No 29 Out of the Ordinary

We live in the world of time, space, energy and matter, and amid life in its diversity. When we begin to take stock of all this, we realise that what we often take for granted and ordinary, is truly extra-ordinary. Marvellous. Awesome. The wonder of nature!

Many try to conquer the ‘ordinary’, tame it, harness and use it in the service of man. Sometimes for better, sometimes for worse. But there, all too many of us remain anchored. Denying or ignoring a far greater reality. These may see in our universe and our world, and in life itself, something to wonder at, and something beautiful. But, many (afflicted by tunnel vision?) seriously suggest that all these are of spontaneous origin, the fluke effect of evolution engineered by “Unintelligent Non-Design”!!! They regard birth and death as the terminals of individual existence, with life sandwiched in between. Nothing before and oblivion afterwards. They call their view reality, knowledge, sophistication, honesty. [Should they also say the view of convenience and/or deep error?]

Realising the human potential

Those who stop at this level of understanding, may be intelligent, noble, brave, generous, and unselfish. But sadly, they miss something essential to our humanity. Rather like people in a lift, stalled between floors. In order to realise our human potential we must necessarily see and reach behind, above and beyond the temporal, material world. The ordinary is a catalyst, meant to lead us into another realm, timeless; that of the spiritual, the intangible and the transcendental. The realm of the Spirit. Our earthly milieu is the divine milieu.

There also are some who believe in the spiritual and the divine, but who tend to dissociate God from the ordinary, from the world of matter. God, they say, is too pure, too perfect, too remote to be identified with matter, or even with men and women, for we are less than the dust. None should be audacious enough to say that God became man; or that he suffered, and died ignominiously on a cross. That God really loves us. Serenades us. To these, such talk is sheer blasphemy.

God ‘s Creation and Presence in the World of Matter

Is it not through that which is of matter, through the ordinary, that God comes to us, making the ordinary sacred.
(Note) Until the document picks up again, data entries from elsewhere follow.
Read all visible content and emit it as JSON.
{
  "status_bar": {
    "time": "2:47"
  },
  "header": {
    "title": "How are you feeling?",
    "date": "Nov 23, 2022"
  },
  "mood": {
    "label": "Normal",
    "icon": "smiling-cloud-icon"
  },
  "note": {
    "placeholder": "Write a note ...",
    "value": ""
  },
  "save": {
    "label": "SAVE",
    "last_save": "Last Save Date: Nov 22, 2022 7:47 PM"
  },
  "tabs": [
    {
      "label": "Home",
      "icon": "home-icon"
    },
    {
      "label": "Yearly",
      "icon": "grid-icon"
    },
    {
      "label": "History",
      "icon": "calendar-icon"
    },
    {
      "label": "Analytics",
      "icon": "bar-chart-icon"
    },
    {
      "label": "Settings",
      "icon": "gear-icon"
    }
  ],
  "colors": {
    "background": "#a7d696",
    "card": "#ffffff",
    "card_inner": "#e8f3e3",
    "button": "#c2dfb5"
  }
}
Creation. Incarnation. Redemption. The sacraments. Eucharist. Salvation. The things of earth are not to be despised, but respected and emraced as means of grace: gifts of the God Who is Love. The exemplar of this truth is none other than Jesus, the Christ of God. The Word, the Logos, became one like us, became flesh. Our frailty, our sin, cannot and does not cramp God, or make Him love us any less. It is we who look away, turn away, walk away, like petulant children. And today we boast and call doing this the exercise of our independence, that which is expected by the culture of the day. The culture crafted by the short-sighted, the selfish, the proud.

In the creation account in Genesis we read: ‘God saw all he had made, and indeed it was very good.’ (Genesis 1:31). In the Gospel of St. John we see that ‘In the beginning was the Word: the Word was with God and the Word was God…. Through him all things came into being, not one thing came into being except through him….The Word became flesh, he lived among us, and we saw his glory, the glory that he has from the Father as only Son of the Father, full of grace and truth (John 1: 1,3-5,9,14). This truth about the ordinary resounds throughout the Bible, and in the writings of the great saints.

Hymn to Matter

I find the thought of the 20th century scientist (Jesuit priest, poet, explorer, palaeontologist, mystic, and one who Pope Benedict XVI admires), very powerful and penetratingly insightful, as he speaks about matter, as very few do. This makes it hard for some to take in. God is present, immanent, in matter. In his Hymn of the Universe, Teilhard de Chardin enables us to realise that matter is not ambivalent but purposeful; that “By virtue of the Creation, and, still more, of the Incarnation, nothing here below is profane for those who know how to see.” And he affirms that in matter there is the presence, the power and the hand of God: “Blessed be you, harsh matter, barren soil, stubborn rockŠ. mighty matter, irresistible march of evolution, reality ever newborn; who, by constantly shattering our mental categories, force us to go ever further and further in our pursuit of the truth. Blessed be you, universal matter, immeasurable time, boundless ether… you who by overflowing and dissolving our narrow standards of measurement reveal to us the dimensions of God…. Without you, without your onslaughts, without your uprootings of us, we should remain all our lives inert, stagnant, puerile, ignorant both of ourselves and of God. You who Š wreck and build… shackle and liberate, the sap of our souls, the hand of God, the flesh of ChristŠ.You, I acclaim, not as the pontiffs of science or the moralising preachers depict you, debased, disfigured &emdash; a mass of brute forces and base appetites…. I acclaim you as the divine milieu, charged with creative power, as the ocean stirred by the Spirit, as the clay moulded and infused with life by the incarnate Word. Sometimes, thinking they are responding to your irresistible appeal, men will hurl themselves for love of you into the exterior abyss of selfish pleasure-seeking: they are deceived by a reflection or by an echoŠ..”

Prayer of Praise

Holy, holy, holy Lord, heaven and earth are full of your glory